What the task requires -
Whenever the word "photo" appears in a line of the data below, copy that line.

Provided entries -
--- START ---
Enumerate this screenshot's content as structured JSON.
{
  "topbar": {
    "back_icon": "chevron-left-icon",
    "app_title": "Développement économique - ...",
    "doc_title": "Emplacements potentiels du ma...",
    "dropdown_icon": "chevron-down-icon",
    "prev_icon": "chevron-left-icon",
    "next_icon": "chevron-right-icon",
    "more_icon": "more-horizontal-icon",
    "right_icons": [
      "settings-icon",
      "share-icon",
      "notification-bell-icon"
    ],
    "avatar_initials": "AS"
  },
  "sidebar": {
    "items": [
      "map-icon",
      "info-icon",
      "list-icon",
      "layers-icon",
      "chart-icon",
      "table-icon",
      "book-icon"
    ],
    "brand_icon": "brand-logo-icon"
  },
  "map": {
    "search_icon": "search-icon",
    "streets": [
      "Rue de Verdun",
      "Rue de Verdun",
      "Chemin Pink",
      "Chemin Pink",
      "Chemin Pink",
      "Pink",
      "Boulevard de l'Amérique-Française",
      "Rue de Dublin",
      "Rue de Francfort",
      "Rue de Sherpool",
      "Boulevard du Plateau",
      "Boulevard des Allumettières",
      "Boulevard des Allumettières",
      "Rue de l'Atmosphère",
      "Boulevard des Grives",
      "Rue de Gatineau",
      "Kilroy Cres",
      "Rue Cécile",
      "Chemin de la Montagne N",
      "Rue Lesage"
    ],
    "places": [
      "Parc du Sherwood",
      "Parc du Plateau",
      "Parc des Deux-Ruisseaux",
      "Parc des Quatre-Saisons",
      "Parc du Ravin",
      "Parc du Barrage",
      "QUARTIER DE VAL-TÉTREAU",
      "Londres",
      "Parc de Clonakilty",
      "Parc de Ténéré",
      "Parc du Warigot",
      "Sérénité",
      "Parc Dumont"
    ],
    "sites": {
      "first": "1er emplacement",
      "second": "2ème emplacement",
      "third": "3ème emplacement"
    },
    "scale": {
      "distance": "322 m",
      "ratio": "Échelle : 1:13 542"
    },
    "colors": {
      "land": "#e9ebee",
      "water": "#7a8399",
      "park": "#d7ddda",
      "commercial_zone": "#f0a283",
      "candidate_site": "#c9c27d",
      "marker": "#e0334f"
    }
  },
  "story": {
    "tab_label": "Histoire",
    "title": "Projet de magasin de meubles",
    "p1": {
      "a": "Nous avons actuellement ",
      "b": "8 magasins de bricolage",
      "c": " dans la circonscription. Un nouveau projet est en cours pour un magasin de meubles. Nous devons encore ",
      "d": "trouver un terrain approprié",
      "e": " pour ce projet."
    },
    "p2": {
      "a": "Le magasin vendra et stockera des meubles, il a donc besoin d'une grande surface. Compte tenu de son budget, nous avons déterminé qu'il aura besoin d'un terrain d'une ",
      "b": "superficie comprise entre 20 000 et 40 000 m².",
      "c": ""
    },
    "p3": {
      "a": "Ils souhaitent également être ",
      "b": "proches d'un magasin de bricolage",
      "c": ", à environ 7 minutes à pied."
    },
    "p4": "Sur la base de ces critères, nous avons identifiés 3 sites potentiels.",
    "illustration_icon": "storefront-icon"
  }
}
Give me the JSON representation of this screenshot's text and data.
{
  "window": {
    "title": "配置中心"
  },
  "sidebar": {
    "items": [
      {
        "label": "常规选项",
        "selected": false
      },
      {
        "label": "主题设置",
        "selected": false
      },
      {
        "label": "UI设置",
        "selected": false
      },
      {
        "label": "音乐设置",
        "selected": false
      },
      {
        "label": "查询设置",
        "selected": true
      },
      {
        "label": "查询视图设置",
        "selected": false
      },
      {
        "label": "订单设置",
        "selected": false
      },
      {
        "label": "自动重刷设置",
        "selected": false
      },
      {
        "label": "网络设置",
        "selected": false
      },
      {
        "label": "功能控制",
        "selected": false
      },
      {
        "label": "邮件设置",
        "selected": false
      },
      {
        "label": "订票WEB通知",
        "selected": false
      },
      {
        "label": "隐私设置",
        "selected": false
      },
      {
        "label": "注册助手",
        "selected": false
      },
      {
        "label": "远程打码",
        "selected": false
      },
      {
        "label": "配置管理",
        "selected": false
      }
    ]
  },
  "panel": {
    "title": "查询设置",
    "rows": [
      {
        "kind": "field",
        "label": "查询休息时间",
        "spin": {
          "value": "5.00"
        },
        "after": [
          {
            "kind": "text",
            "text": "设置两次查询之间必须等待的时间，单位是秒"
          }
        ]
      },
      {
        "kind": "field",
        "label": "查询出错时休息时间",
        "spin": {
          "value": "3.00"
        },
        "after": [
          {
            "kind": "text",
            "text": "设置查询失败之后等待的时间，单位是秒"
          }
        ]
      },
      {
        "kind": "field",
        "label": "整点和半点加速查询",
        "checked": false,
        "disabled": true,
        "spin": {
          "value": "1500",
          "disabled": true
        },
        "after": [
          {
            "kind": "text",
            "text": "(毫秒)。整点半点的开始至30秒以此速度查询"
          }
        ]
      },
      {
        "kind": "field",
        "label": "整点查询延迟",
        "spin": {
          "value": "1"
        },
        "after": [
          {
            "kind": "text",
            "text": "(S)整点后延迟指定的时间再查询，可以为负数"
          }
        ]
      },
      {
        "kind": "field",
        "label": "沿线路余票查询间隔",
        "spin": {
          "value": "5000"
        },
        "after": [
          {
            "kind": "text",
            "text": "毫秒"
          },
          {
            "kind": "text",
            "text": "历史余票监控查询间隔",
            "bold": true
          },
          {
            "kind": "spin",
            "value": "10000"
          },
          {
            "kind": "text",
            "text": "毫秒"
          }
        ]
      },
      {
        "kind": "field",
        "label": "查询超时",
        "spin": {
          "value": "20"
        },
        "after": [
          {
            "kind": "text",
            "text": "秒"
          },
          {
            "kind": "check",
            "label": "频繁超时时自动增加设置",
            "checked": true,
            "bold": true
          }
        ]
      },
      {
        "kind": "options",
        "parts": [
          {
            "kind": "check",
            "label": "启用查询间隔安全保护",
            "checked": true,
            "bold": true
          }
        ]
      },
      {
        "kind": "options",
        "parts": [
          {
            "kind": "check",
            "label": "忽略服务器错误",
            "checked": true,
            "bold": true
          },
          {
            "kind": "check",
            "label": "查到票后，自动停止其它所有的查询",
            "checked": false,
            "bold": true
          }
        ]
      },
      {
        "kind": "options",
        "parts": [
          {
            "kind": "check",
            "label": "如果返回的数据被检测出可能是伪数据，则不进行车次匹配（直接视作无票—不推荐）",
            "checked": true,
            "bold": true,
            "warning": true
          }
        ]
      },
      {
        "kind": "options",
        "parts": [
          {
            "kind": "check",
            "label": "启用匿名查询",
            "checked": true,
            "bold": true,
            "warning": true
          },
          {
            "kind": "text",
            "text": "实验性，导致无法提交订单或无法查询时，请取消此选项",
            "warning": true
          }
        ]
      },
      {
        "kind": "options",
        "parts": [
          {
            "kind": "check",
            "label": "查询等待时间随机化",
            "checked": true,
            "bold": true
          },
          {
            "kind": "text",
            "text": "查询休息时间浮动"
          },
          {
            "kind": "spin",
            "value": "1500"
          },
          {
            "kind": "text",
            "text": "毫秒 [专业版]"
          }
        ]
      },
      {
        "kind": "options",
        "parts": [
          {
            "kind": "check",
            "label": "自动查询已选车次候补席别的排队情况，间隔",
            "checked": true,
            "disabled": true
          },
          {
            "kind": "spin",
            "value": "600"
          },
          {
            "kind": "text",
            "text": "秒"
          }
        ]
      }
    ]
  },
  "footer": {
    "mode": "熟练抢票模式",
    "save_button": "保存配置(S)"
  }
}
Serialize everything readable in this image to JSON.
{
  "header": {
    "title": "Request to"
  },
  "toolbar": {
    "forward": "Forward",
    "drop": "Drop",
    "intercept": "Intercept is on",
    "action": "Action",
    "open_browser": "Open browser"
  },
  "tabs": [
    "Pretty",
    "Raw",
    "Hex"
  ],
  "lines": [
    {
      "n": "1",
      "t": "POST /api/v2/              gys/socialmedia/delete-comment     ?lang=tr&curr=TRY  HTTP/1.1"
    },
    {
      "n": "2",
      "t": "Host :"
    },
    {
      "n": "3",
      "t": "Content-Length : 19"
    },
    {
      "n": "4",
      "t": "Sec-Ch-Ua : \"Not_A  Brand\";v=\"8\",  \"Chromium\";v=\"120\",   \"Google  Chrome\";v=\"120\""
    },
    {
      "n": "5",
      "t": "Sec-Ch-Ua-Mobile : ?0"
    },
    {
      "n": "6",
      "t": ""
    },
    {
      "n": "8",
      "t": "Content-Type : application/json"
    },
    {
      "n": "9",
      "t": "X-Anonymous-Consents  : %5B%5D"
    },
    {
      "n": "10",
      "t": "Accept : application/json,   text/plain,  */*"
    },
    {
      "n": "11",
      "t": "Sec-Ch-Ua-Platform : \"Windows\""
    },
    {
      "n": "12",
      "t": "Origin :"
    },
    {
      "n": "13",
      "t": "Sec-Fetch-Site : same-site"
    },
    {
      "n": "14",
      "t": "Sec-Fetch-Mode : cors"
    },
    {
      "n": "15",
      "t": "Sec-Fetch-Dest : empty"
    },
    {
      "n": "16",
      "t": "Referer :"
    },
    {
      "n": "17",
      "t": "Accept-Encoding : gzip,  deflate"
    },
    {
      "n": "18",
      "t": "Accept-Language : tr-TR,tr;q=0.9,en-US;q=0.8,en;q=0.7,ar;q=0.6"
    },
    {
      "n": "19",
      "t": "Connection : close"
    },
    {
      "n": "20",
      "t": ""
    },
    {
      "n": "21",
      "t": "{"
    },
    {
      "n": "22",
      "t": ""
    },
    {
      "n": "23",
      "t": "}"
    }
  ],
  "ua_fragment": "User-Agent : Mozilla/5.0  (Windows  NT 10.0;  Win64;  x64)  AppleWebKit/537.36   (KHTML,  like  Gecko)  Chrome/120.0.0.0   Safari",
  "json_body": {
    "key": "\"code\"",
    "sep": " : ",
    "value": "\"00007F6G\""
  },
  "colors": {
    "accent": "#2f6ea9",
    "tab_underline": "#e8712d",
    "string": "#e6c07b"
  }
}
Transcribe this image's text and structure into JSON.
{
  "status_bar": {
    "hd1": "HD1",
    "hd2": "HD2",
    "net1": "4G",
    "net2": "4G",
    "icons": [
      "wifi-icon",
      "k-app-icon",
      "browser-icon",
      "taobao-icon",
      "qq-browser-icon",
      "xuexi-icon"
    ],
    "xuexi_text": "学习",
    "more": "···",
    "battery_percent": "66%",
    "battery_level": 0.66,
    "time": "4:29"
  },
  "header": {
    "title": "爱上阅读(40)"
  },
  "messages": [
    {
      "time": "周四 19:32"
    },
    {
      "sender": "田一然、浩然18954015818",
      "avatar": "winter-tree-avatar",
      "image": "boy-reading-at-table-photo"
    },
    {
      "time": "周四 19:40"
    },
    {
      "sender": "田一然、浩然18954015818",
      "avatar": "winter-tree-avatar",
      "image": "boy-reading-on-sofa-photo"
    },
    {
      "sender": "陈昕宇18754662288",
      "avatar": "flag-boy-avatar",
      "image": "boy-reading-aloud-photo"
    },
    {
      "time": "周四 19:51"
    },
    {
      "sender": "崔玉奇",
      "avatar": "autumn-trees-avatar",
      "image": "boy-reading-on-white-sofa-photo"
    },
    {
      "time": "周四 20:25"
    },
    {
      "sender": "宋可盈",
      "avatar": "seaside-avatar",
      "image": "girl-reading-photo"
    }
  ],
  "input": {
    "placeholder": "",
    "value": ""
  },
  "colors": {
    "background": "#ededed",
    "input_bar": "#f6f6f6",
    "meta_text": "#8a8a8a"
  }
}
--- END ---
Answer area -
      "image": "boy-reading-at-table-photo"
      "image": "boy-reading-on-sofa-photo"
      "image": "boy-reading-aloud-photo"
      "image": "boy-reading-on-white-sofa-photo"
      "image": "girl-reading-photo"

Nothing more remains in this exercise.